* What you will do
From the entries below, copy out every line with "time" in it.

* Website and app data records
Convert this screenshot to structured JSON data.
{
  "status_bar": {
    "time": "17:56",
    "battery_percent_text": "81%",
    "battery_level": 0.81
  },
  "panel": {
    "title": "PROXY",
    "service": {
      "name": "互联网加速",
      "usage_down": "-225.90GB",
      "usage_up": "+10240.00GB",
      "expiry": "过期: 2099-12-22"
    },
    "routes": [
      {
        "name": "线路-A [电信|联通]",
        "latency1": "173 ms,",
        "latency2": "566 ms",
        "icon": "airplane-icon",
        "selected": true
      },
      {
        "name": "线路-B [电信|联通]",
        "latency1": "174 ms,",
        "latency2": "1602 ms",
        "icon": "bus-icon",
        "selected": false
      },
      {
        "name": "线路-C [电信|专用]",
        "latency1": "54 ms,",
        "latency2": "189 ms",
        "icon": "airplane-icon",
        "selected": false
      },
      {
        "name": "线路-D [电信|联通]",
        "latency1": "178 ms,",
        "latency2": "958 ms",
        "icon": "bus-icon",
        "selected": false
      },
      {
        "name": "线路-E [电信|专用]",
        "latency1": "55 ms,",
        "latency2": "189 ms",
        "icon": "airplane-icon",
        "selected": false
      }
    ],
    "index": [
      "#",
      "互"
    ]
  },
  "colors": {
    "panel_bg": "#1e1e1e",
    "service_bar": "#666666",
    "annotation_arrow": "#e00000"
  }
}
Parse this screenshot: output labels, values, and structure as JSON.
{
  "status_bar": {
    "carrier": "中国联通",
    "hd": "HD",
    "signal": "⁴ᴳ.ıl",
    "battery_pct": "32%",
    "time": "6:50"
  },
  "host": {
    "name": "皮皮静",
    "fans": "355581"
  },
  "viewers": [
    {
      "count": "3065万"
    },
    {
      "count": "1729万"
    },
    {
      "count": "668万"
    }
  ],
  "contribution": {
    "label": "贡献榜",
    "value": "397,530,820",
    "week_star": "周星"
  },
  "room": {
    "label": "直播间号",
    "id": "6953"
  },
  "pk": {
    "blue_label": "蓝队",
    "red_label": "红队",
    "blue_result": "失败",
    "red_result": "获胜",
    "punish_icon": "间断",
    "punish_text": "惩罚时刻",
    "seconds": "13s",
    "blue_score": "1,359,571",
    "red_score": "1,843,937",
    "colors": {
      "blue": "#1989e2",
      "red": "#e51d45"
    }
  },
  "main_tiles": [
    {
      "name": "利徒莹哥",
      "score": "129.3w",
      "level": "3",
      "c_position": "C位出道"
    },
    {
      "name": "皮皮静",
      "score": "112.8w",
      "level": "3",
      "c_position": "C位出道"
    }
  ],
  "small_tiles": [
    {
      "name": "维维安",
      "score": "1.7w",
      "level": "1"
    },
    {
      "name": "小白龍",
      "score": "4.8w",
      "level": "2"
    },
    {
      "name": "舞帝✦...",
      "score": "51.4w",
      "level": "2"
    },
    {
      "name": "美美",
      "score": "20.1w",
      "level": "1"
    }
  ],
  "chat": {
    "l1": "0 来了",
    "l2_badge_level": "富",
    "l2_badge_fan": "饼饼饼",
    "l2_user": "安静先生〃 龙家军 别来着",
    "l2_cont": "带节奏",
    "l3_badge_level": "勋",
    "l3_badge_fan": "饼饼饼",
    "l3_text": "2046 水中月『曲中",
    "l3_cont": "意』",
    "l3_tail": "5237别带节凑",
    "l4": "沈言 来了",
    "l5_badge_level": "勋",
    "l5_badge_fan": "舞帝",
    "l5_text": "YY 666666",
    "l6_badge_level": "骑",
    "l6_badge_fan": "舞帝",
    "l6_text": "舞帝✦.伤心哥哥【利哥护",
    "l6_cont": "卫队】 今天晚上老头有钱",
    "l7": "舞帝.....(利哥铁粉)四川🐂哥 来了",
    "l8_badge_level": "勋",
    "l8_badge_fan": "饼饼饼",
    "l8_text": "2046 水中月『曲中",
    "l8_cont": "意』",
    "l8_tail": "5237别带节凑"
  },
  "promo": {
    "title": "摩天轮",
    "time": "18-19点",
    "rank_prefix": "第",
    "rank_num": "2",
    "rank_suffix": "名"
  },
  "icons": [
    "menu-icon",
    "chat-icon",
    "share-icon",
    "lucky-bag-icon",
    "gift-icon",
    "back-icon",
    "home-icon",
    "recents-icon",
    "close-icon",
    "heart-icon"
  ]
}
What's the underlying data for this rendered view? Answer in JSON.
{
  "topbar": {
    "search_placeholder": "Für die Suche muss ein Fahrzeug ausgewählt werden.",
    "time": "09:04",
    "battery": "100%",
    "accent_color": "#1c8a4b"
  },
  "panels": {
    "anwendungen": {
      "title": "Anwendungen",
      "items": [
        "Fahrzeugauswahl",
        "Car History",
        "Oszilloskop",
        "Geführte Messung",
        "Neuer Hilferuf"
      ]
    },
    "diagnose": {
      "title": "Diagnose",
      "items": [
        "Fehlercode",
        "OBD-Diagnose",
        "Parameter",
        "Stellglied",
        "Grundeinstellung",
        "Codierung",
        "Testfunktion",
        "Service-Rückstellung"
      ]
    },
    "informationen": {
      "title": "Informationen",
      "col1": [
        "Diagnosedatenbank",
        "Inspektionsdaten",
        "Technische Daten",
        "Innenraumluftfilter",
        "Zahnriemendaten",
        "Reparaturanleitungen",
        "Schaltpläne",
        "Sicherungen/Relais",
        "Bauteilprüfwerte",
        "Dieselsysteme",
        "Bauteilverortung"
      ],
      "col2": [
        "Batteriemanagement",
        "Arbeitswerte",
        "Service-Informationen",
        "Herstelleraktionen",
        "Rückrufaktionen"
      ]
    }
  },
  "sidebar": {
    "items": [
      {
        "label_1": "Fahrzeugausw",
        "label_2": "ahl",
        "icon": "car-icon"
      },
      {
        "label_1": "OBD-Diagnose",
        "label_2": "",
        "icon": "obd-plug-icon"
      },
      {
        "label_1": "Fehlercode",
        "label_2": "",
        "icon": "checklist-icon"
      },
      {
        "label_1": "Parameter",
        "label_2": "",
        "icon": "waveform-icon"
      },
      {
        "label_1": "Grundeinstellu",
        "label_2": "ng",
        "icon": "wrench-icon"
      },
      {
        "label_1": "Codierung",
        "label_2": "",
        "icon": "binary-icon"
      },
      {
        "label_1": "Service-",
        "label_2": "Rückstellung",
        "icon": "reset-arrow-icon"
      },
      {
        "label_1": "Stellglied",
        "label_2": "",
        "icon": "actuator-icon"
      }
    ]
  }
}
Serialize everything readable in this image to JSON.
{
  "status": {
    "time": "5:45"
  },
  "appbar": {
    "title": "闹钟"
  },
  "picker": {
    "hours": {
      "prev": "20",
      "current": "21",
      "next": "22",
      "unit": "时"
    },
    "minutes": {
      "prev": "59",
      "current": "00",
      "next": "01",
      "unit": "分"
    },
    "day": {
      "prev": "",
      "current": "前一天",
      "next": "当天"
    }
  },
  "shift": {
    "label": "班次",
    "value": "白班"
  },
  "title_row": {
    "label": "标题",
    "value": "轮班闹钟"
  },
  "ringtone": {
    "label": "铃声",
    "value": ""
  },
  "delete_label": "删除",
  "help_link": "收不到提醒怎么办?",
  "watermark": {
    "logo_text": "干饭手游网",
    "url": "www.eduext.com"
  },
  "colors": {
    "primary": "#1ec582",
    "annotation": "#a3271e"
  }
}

* Result of the task
    "time": "17:56",
    "time": "6:50"
    "time": "18-19点",
    "time": "09:04",
    "time": "5:45"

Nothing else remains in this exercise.